Task :: Repeat the material exactly, every line of it.

(Supplied records)

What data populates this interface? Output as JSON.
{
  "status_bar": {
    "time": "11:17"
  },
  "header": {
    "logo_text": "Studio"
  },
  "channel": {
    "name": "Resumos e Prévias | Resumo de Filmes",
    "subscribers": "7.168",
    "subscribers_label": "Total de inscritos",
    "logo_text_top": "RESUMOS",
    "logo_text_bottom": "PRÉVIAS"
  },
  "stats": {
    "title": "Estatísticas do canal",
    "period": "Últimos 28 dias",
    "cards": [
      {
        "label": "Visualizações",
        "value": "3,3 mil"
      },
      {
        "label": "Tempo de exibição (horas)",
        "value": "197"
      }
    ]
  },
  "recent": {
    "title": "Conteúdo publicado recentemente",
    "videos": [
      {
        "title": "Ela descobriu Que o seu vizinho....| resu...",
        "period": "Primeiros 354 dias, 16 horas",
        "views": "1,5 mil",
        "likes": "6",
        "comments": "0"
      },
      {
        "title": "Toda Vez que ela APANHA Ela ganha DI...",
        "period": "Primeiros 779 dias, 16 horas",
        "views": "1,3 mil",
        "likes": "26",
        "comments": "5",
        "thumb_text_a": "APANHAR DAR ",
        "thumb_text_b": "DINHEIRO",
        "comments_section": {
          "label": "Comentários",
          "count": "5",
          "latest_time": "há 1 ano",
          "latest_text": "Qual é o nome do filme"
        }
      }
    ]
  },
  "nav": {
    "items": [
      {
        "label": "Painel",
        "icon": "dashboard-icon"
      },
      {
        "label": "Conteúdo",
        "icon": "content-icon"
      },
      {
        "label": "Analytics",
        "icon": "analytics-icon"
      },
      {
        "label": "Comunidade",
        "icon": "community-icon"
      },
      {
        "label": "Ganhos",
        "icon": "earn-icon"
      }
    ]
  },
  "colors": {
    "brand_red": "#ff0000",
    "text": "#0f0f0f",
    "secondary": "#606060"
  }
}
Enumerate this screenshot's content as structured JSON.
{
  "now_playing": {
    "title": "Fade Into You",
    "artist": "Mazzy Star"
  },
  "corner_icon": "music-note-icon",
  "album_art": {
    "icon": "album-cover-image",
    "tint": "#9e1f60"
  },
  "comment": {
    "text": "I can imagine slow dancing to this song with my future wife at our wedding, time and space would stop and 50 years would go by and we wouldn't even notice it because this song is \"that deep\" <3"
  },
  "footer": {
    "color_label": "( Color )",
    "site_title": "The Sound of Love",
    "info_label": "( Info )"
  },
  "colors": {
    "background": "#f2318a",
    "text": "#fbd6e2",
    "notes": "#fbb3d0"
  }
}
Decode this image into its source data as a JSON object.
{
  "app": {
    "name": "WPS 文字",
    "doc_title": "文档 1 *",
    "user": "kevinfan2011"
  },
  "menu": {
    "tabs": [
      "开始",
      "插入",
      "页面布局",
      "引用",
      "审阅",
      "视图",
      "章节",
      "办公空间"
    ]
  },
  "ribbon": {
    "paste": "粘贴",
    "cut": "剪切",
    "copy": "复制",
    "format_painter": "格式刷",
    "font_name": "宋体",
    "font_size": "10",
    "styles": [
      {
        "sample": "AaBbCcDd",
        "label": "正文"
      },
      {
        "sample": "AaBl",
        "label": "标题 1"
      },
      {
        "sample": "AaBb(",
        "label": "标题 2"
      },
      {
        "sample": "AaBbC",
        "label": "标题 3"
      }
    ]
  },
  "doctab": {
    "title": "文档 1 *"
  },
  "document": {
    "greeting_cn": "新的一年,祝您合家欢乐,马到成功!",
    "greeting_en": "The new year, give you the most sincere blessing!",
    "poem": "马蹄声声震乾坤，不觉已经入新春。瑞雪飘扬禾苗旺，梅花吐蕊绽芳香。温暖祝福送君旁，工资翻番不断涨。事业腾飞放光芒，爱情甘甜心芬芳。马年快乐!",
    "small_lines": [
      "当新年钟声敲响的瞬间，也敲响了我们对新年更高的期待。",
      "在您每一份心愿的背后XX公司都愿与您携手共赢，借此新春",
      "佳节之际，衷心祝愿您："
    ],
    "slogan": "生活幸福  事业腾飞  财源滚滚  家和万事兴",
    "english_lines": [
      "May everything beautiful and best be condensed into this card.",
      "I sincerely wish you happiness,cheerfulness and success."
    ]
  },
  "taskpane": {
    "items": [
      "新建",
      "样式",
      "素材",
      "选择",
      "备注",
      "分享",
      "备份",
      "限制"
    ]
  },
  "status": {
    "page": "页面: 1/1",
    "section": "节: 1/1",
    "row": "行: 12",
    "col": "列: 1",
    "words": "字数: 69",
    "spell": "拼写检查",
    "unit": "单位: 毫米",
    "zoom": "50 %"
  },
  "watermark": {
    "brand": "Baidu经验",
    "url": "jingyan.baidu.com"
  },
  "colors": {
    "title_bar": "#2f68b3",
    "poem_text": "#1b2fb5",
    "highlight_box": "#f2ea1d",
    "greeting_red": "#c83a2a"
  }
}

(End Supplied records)

Answer section ::
What data populates this interface? Output as JSON.
{
  "status_bar": {
    "time": "11:17"
  },
  "header": {
    "logo_text": "Studio"
  },
  "channel": {
    "name": "Resumos e Prévias | Resumo de Filmes",
    "subscribers": "7.168",
    "subscribers_label": "Total de inscritos",
    "logo_text_top": "RESUMOS",
    "logo_text_bottom": "PRÉVIAS"
  },
  "stats": {
    "title": "Estatísticas do canal",
    "period": "Últimos 28 dias",
    "cards": [
      {
        "label": "Visualizações",
        "value": "3,3 mil"
      },
      {
        "label": "Tempo de exibição (horas)",
        "value": "197"
      }
    ]
  },
  "recent": {
    "title": "Conteúdo publicado recentemente",
    "videos": [
      {
        "title": "Ela descobriu Que o seu vizinho....| resu...",
        "period": "Primeiros 354 dias, 16 horas",
        "views": "1,5 mil",
        "likes": "6",
        "comments": "0"
      },
      {
        "title": "Toda Vez que ela APANHA Ela ganha DI...",
        "period": "Primeiros 779 dias, 16 horas",
        "views": "1,3 mil",
        "likes": "26",
        "comments": "5",
        "thumb_text_a": "APANHAR DAR ",
        "thumb_text_b": "DINHEIRO",
        "comments_section": {
          "label": "Comentários",
          "count": "5",
          "latest_time": "há 1 ano",
          "latest_text": "Qual é o nome do filme"
        }
      }
    ]
  },
  "nav": {
    "items": [
      {
        "label": "Painel",
        "icon": "dashboard-icon"
      },
      {
        "label": "Conteúdo",
        "icon": "content-icon"
      },
      {
        "label": "Analytics",
        "icon": "analytics-icon"
      },
      {
        "label": "Comunidade",
        "icon": "community-icon"
      },
      {
        "label": "Ganhos",
        "icon": "earn-icon"
      }
    ]
  },
  "colors": {
    "brand_red": "#ff0000",
    "text": "#0f0f0f",
    "secondary": "#606060"
  }
}
Enumerate this screenshot's content as structured JSON.
{
  "now_playing": {
    "title": "Fade Into You",
    "artist": "Mazzy Star"
  },
  "corner_icon": "music-note-icon",
  "album_art": {
    "icon": "album-cover-image",
    "tint": "#9e1f60"
  },
  "comment": {
    "text": "I can imagine slow dancing to this song with my future wife at our wedding, time and space would stop and 50 years would go by and we wouldn't even notice it because this song is \"that deep\" <3"
  },
  "footer": {
    "color_label": "( Color )",
    "site_title": "The Sound of Love",
    "info_label": "( Info )"
  },
  "colors": {
    "background": "#f2318a",
    "text": "#fbd6e2",
    "notes": "#fbb3d0"
  }
}
Decode this image into its source data as a JSON object.
{
  "app": {
    "name": "WPS 文字",
    "doc_title": "文档 1 *",
    "user": "kevinfan2011"
  },
  "menu": {
    "tabs": [
      "开始",
      "插入",
      "页面布局",
      "引用",
      "审阅",
      "视图",
      "章节",
      "办公空间"
    ]
  },
  "ribbon": {
    "paste": "粘贴",
    "cut": "剪切",
    "copy": "复制",
    "format_painter": "格式刷",
    "font_name": "宋体",
    "font_size": "10",
    "styles": [
      {
        "sample": "AaBbCcDd",
        "label": "正文"
      },
      {
        "sample": "AaBl",
        "label": "标题 1"
      },
      {
        "sample": "AaBb(",
        "label": "标题 2"
      },
      {
        "sample": "AaBbC",
        "label": "标题 3"
      }
    ]
  },
  "doctab": {
    "title": "文档 1 *"
  },
  "document": {
    "greeting_cn": "新的一年,祝您合家欢乐,马到成功!",
    "greeting_en": "The new year, give you the most sincere blessing!",
    "poem": "马蹄声声震乾坤，不觉已经入新春。瑞雪飘扬禾苗旺，梅花吐蕊绽芳香。温暖祝福送君旁，工资翻番不断涨。事业腾飞放光芒，爱情甘甜心芬芳。马年快乐!",
    "small_lines": [
      "当新年钟声敲响的瞬间，也敲响了我们对新年更高的期待。",
      "在您每一份心愿的背后XX公司都愿与您携手共赢，借此新春",
      "佳节之际，衷心祝愿您："
    ],
    "slogan": "生活幸福  事业腾飞  财源滚滚  家和万事兴",
    "english_lines": [
      "May everything beautiful and best be condensed into this card.",
      "I sincerely wish you happiness,cheerfulness and success."
    ]
  },
  "taskpane": {
    "items": [
      "新建",
      "样式",
      "素材",
      "选择",
      "备注",
      "分享",
      "备份",
      "限制"
    ]
  },
  "status": {
    "page": "页面: 1/1",
    "section": "节: 1/1",
    "row": "行: 12",
    "col": "列: 1",
    "words": "字数: 69",
    "spell": "拼写检查",
    "unit": "单位: 毫米",
    "zoom": "50 %"
  },
  "watermark": {
    "brand": "Baidu经验",
    "url": "jingyan.baidu.com"
  },
  "colors": {
    "title_bar": "#2f68b3",
    "poem_text": "#1b2fb5",
    "highlight_box": "#f2ea1d",
    "greeting_red": "#c83a2a"
  }
}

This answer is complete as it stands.